Photos were taken during dissertation field work.
Meeting the Prime Minister of Timor-Leste,
Crossing from south to north in Cyprus.
I research the impact of post-conflict votes on peace. My work is broadly comparative, at the intersection of international relations, comparative politics and peace & conflict studies. In my research on the use of referendums in peace processes, I look at settling civil wars and the power and peril of voting on peace.
My book project is on peacemaking referendums. Contemporary war is most often ended not through victory but rather through negotiation. Peace agreements, however, frequently fail to make peace, particularly in intra-state wars rooted in basic sovereignty contentions. Peacemaking referendums are a mechanism that can move difficult peace negotiations forward and improve conditions for the implementation of peace agreements. These votes can create a foundation on which to build peace. However, peacemaking referendums may be violent and can de-rail peace or freeze a conflict.
Since World War II, peacemakers have mandated and held a growing number of referendums in efforts to forge, legitimate, and enact peace agreements. My book presents a framework for analyzing how these referendums benefit peacemaking and the risks they present to peacebuilding. Referendums are used to 1) initiate peacemaking, 2) ratify a peace agreement, 3) conclude the implementation of a peace deal, or 4) to stand-in for a negotiated settlement when peace talks are not possible or productive.

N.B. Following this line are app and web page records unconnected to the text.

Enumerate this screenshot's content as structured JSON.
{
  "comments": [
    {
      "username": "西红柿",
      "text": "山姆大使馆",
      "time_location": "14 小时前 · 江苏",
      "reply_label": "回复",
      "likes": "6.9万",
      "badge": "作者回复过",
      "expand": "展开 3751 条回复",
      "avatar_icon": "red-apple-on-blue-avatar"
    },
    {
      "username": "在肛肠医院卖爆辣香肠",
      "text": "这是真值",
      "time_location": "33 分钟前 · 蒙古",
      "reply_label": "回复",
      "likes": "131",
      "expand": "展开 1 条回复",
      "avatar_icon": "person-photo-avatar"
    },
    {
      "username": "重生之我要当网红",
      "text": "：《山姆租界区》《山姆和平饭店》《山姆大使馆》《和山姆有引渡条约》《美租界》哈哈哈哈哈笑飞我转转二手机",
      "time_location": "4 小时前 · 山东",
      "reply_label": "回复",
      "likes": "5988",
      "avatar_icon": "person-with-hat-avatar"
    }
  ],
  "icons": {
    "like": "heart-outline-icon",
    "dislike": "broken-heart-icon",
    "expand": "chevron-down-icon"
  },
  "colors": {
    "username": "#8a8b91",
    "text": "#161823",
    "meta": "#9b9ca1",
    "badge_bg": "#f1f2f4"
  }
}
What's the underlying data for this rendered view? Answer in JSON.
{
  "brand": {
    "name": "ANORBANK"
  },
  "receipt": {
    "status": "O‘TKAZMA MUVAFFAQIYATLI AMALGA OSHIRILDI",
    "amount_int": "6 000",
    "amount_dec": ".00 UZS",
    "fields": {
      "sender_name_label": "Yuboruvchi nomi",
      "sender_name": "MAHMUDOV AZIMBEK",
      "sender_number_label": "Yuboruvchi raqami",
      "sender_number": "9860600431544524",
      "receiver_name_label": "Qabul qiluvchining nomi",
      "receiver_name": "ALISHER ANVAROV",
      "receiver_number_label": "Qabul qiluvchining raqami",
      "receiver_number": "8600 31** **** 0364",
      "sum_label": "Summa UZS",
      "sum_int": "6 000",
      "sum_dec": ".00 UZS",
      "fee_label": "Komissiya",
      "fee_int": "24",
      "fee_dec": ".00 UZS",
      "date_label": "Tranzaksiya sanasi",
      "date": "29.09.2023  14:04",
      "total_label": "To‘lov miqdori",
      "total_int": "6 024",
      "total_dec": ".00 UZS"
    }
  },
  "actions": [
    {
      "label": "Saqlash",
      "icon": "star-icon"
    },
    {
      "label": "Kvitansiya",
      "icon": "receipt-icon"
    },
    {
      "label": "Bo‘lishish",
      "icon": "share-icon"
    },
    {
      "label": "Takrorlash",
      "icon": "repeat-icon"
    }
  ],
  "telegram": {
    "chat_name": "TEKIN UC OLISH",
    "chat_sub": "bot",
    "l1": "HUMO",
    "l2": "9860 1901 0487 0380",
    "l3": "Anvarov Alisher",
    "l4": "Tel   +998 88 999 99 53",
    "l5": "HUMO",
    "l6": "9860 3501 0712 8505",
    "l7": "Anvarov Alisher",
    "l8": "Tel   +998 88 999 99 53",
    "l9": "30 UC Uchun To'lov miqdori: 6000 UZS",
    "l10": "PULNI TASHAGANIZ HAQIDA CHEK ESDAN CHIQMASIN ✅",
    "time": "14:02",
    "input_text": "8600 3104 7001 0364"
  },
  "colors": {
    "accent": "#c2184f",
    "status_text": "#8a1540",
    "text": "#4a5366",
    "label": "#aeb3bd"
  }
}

Researching this project, I conducted elite interviews with peace negotiators, electoral administrators and civil society stakeholders. I travelled to Colombia, Cyprus, East Timor, Indonesia, and South Sudan in addition to work in Washington DC and New York. The book revises and extends my dissertation work.
Juba's empty streets on the second anniversary of South Sudan's independence.